Next year, our tuition will increase. University administration has indicated that the most likely hit will be about 9.5 percent, or $384 per semester.
On top at that, expect to see an increase of $35 per semester in student fees. Fees are add-ons to your regular tuition bill – they pay for everything from Hartshorn Health Center to the Recreation Center to CTV to student government. Thirty million dollars plus, and it all comes from us.
For many graduate students like myself, fee increases hit particularly hard. While many graduate students have our tuition covered as part of our assistantships, we still have to pay fees out-of-pocket.
Still, we’re the fortunate ones.
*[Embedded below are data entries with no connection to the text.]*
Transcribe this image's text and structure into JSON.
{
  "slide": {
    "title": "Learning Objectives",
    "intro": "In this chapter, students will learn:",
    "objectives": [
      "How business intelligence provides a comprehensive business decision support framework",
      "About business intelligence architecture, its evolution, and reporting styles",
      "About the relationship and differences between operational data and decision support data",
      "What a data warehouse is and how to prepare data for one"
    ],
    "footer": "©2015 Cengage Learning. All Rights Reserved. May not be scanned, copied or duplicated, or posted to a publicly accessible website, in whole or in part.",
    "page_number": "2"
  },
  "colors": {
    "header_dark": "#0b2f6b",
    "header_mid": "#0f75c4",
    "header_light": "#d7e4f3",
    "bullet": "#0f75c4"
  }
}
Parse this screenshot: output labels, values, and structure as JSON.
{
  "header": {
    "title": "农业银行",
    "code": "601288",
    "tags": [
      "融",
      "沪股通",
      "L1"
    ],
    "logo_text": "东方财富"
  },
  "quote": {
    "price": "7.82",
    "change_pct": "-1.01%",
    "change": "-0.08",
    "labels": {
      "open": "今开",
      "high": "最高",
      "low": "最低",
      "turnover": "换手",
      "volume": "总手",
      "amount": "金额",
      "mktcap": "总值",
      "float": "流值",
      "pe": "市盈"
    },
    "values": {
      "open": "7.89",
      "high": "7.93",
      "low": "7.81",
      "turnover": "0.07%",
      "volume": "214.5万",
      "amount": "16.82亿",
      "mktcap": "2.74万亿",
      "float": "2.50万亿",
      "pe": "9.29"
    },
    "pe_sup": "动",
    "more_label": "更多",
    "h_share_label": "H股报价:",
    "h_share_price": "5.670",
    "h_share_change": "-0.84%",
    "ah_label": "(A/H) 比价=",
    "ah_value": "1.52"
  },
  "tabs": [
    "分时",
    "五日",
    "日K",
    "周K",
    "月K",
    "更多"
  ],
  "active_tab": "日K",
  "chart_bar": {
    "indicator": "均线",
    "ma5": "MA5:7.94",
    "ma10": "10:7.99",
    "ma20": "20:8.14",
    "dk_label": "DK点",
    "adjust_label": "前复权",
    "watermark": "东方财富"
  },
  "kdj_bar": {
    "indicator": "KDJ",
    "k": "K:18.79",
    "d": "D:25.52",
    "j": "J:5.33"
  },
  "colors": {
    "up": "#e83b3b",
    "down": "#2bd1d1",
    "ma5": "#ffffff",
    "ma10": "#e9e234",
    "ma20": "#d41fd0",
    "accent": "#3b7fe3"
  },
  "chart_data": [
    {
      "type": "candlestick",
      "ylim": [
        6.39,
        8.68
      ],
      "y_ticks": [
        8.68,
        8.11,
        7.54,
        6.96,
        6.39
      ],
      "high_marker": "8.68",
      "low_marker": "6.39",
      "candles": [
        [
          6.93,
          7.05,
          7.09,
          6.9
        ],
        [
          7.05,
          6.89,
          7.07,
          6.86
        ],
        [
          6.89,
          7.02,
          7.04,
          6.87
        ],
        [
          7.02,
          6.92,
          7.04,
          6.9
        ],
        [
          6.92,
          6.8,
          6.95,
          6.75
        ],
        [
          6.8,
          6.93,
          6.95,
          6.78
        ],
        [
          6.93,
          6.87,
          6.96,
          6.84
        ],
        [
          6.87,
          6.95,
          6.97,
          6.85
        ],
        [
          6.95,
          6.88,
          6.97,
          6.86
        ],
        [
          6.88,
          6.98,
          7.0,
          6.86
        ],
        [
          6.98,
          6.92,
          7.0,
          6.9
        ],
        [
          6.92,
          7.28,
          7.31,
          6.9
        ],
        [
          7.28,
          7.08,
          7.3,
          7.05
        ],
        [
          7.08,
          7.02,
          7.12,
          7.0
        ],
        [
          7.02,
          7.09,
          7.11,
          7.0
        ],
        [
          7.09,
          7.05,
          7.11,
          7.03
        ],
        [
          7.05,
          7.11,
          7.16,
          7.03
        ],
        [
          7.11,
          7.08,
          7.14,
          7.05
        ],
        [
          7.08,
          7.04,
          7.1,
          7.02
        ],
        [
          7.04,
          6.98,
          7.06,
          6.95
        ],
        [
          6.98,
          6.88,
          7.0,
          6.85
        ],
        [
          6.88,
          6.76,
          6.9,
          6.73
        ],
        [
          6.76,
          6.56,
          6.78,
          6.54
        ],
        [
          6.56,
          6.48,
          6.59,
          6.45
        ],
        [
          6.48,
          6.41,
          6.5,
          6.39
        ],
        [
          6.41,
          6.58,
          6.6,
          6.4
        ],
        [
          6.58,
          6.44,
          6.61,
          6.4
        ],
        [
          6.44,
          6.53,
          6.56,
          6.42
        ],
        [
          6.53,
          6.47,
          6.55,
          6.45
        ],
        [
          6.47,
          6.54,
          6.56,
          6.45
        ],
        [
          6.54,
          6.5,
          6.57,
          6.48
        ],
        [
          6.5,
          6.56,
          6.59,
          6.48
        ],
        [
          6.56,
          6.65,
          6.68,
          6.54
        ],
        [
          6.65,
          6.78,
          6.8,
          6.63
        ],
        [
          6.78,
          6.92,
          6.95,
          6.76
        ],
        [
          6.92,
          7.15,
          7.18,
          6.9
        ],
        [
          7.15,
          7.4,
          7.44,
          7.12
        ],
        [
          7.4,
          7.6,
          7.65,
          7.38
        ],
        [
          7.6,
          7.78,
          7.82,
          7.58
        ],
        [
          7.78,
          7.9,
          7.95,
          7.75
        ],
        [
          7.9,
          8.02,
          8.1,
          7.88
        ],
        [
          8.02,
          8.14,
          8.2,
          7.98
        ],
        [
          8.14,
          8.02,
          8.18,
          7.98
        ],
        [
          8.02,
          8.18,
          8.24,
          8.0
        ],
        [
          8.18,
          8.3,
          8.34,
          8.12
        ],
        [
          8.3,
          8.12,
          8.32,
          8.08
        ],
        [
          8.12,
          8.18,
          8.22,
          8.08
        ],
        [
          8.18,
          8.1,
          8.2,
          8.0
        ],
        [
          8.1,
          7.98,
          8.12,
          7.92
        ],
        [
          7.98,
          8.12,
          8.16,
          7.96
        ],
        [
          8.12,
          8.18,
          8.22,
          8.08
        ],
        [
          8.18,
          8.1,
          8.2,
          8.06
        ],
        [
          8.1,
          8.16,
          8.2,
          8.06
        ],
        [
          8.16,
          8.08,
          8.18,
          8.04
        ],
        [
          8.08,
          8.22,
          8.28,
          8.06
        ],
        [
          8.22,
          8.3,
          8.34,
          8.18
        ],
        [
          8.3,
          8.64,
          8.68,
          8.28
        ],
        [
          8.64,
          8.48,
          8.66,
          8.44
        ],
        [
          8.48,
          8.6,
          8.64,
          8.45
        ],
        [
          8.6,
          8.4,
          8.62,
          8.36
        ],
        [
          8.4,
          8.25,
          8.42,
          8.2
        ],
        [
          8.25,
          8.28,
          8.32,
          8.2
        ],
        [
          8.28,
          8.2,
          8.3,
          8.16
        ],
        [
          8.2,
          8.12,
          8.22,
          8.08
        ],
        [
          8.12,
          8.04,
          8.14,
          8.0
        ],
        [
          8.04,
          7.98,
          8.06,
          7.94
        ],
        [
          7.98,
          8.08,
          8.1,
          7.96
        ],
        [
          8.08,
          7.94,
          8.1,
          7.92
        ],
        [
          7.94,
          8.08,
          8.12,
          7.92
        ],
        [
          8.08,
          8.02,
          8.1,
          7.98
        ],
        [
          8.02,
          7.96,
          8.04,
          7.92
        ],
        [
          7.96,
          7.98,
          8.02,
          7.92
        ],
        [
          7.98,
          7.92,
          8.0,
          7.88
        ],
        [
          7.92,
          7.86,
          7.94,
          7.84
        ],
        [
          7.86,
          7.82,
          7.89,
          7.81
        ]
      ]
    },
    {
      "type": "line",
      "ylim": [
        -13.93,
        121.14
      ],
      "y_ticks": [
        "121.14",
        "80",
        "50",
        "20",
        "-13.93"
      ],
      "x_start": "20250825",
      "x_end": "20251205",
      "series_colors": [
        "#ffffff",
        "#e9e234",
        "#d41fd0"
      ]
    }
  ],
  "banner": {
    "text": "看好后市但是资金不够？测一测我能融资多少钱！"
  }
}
Many other students struggle much harder to pay for every class they take.
Every additional dollar CSU charges – in tuition or fees – raises a barrier to a college education and makes it that much less likely that a student will be able to finish their college education or even start it in the first place.
At the same time, each additional dollar spent can – though it’s not guaranteed – improve the quality of the education we receive here at CSU.
This paradox is similar to the dilemma lawmakers face when they consider tax rates: Do they let us keep our money, or do they ask for more to spend as they see best?
Fortunately, we do have some input into this process. While we can’t stop the Board of Governors from raising tuition, we do have the Student Fee Review Board, a student panel that must approve any increase requested by the departments which receive student fees.
They’re the ones who vote to support the increased fee package you’ll be paying for next semester. So, as we contemplate this, I’d like to offer a few basic principles to guide future deliberations.
First, fee increases should be contained within reasonable limits.
Fees – both for individual entities and for the set of fees as a whole – shouldn’t generally rise faster than tuition.
Although the total fee package amounts to just less than a five percent increase, some individual fees will jump next year by close to 20 percent. If fees are to increase at a rate greater than inflation, and especially if they’re going to increase faster than tuition is increasing, the departments must demonstrate that their needs are truly dire.
Second, the Student Fee Review Board should demand accountability. Alongside every fee increase and budget detail, there need to be benchmarks.
If any department needs additional funds in order to expand or maintain their services, then there needs to be a way to measure and see whether they’ve accomplished their goals – and the next year, the SFRB needs to check and see whether those goals have been met.
Not only will this lead to more responsible use of funds, but it will help build institutional memory.
Third, the SFRB needs to attend to efficiencies within each department that receives student fees.
Beyond just expanding or maintaining services, the board needs to know what would be cut if the departments had to deal with sudden cost increases, inflation or enrollment shortfalls – all of which have happened in the recent past.
This goes hand in hand with setting concrete benchmarks, of course.
In order to fund services at the proper level, the board needs to know not just what departments could do with more money, but whether they could meet their goals with less.
It can be easy to be swayed by compelling arguments that spending more money will improve the quality of our education.
But those improvements will do no good if they price students out of a CSU degree.
Seth Anthony is a chemistry Ph.D. student. His column appears Thursdays in the Collegian. Letters and feedback can be sent to email@example.com.